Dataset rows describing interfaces

Content starts

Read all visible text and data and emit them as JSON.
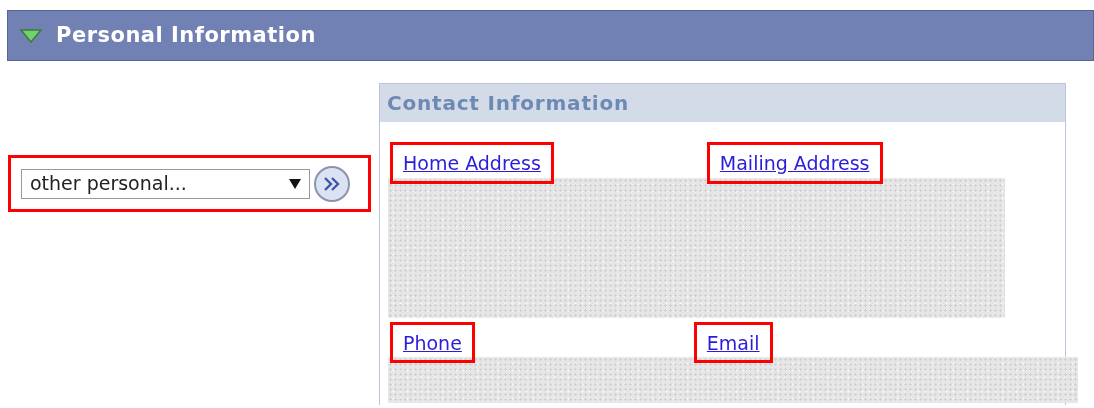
{
  "section": {
    "title": "Personal Information",
    "expanded": true
  },
  "selector": {
    "value": "other personal...",
    "highlighted": true
  },
  "contact_panel": {
    "title": "Contact Information",
    "rows": [
      {
        "links": [
          {
            "label": "Home Address",
            "highlighted": true
          },
          {
            "label": "Mailing Address",
            "highlighted": true
          }
        ]
      },
      {
        "links": [
          {
            "label": "Phone",
            "highlighted": true
          },
          {
            "label": "Email",
            "highlighted": true
          }
        ]
      }
    ]
  }
}
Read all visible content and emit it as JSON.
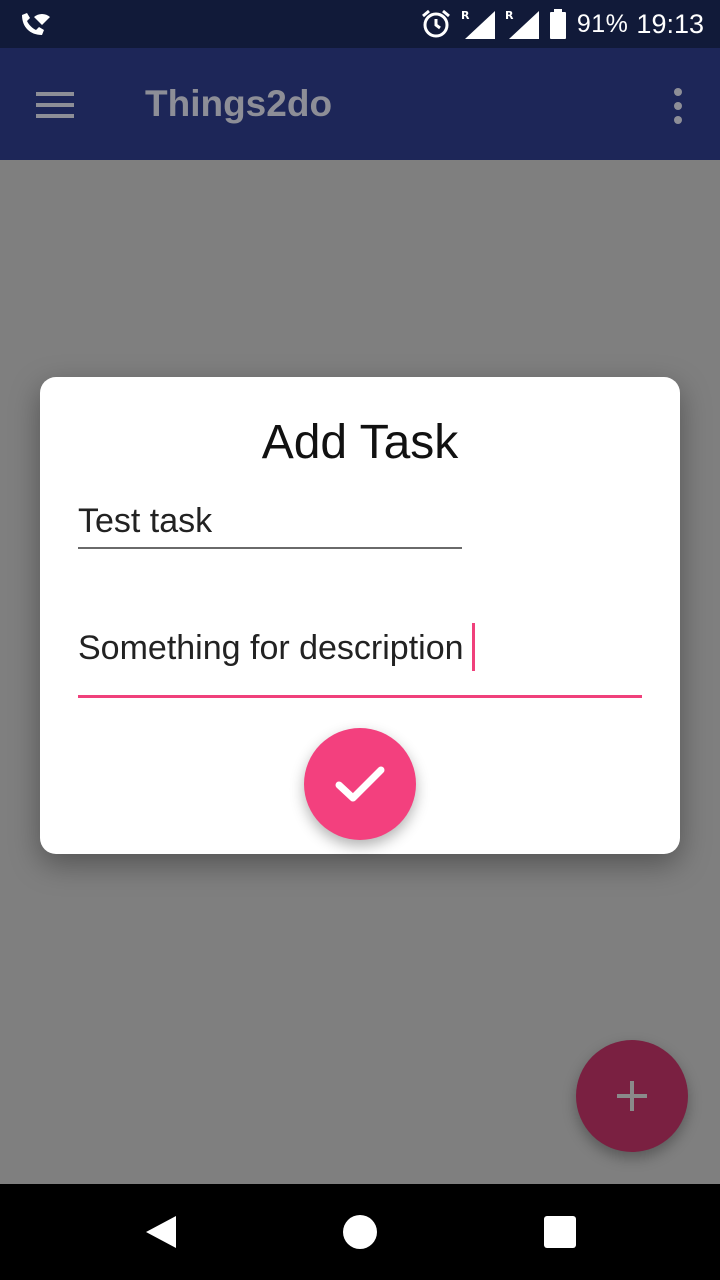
{
  "status_bar": {
    "battery_text": "91%",
    "time": "19:13",
    "icons": [
      "wifi-call-icon",
      "alarm-icon",
      "signal-r-icon",
      "signal-r-icon",
      "battery-icon"
    ]
  },
  "app_bar": {
    "title": "Things2do",
    "icons": [
      "menu-icon",
      "overflow-menu-icon"
    ]
  },
  "dialog": {
    "title": "Add Task",
    "name_value": "Test task",
    "description_value": "Something for description",
    "confirm_icon": "check-icon"
  },
  "fab": {
    "icon": "plus-icon"
  },
  "nav_bar": {
    "icons": [
      "back-icon",
      "home-icon",
      "recent-apps-icon"
    ]
  },
  "colors": {
    "accent": "#f3407e",
    "primary": "#1d2658",
    "status_bar": "#111a39",
    "scrim": "#7f7f7f"
  }
}
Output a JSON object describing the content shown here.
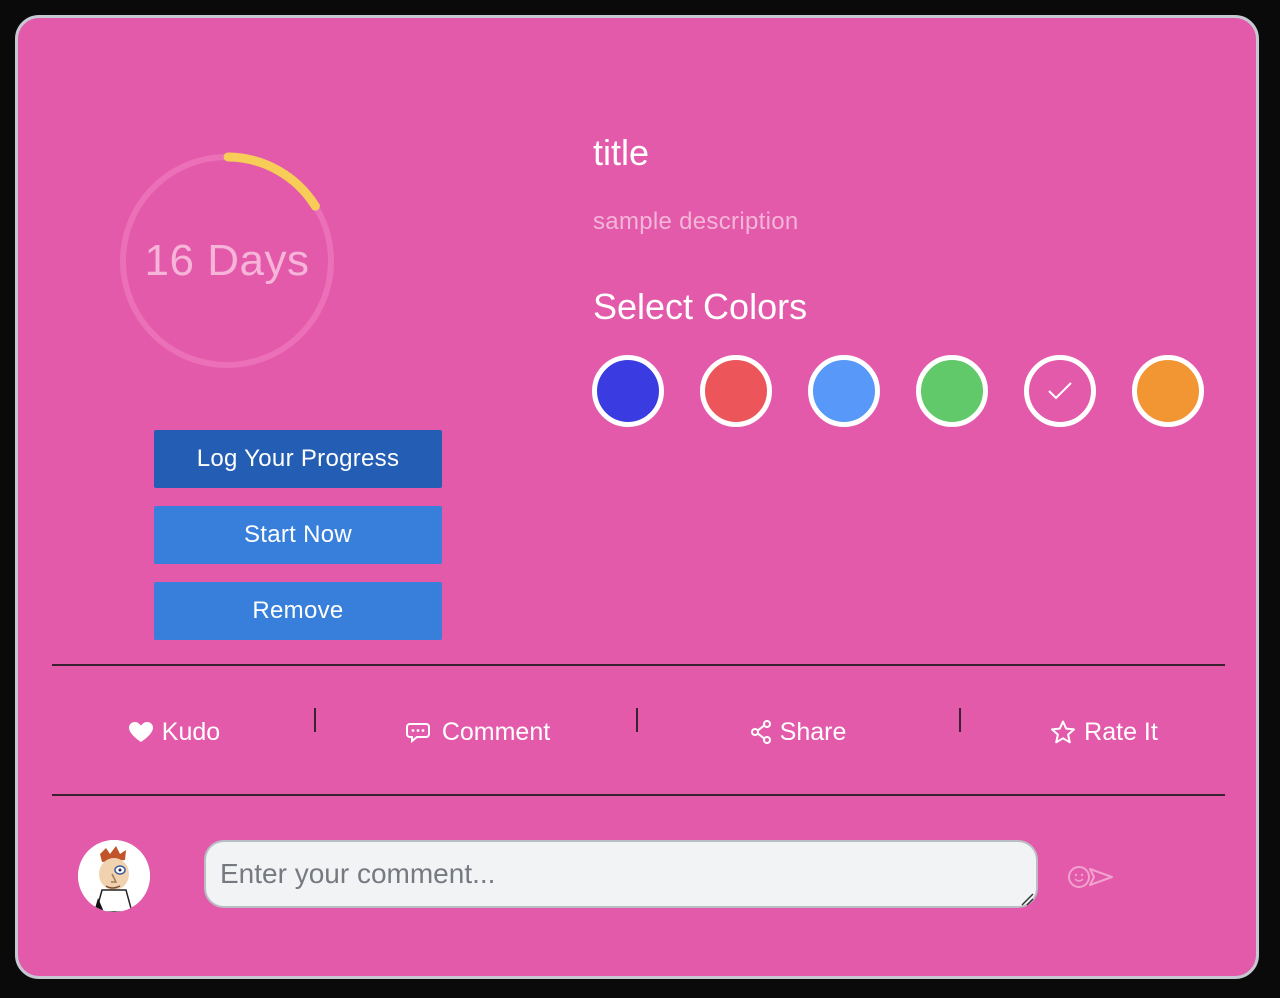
{
  "progress": {
    "label": "16 Days",
    "fraction": 0.16,
    "track_color": "#eb70b7",
    "arc_color": "#f7cd58"
  },
  "buttons": {
    "log_progress": "Log Your Progress",
    "start_now": "Start Now",
    "remove": "Remove"
  },
  "item": {
    "title": "title",
    "description": "sample description"
  },
  "colors": {
    "heading": "Select Colors",
    "swatches": [
      {
        "color": "#3b3be2",
        "selected": false
      },
      {
        "color": "#ec5559",
        "selected": false
      },
      {
        "color": "#5898f8",
        "selected": false
      },
      {
        "color": "#62c96a",
        "selected": false
      },
      {
        "color": "#e35aaa",
        "selected": true
      },
      {
        "color": "#f29533",
        "selected": false
      }
    ]
  },
  "actions": [
    {
      "label": "Kudo",
      "icon": "heart-icon"
    },
    {
      "label": "Comment",
      "icon": "comment-icon"
    },
    {
      "label": "Share",
      "icon": "share-icon"
    },
    {
      "label": "Rate It",
      "icon": "star-icon"
    }
  ],
  "comment": {
    "placeholder": "Enter your comment...",
    "send_icon": "send-icon",
    "avatar_icon": "cartoon-avatar"
  },
  "theme": {
    "card_background": "#e35aaa",
    "primary_button": "#235eb4",
    "secondary_button": "#377fda"
  }
}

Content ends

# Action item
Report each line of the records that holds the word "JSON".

# Solution
Read all visible text and data and emit them as JSON.
Read all visible content and emit it as JSON.
Output a JSON object describing the content shown here.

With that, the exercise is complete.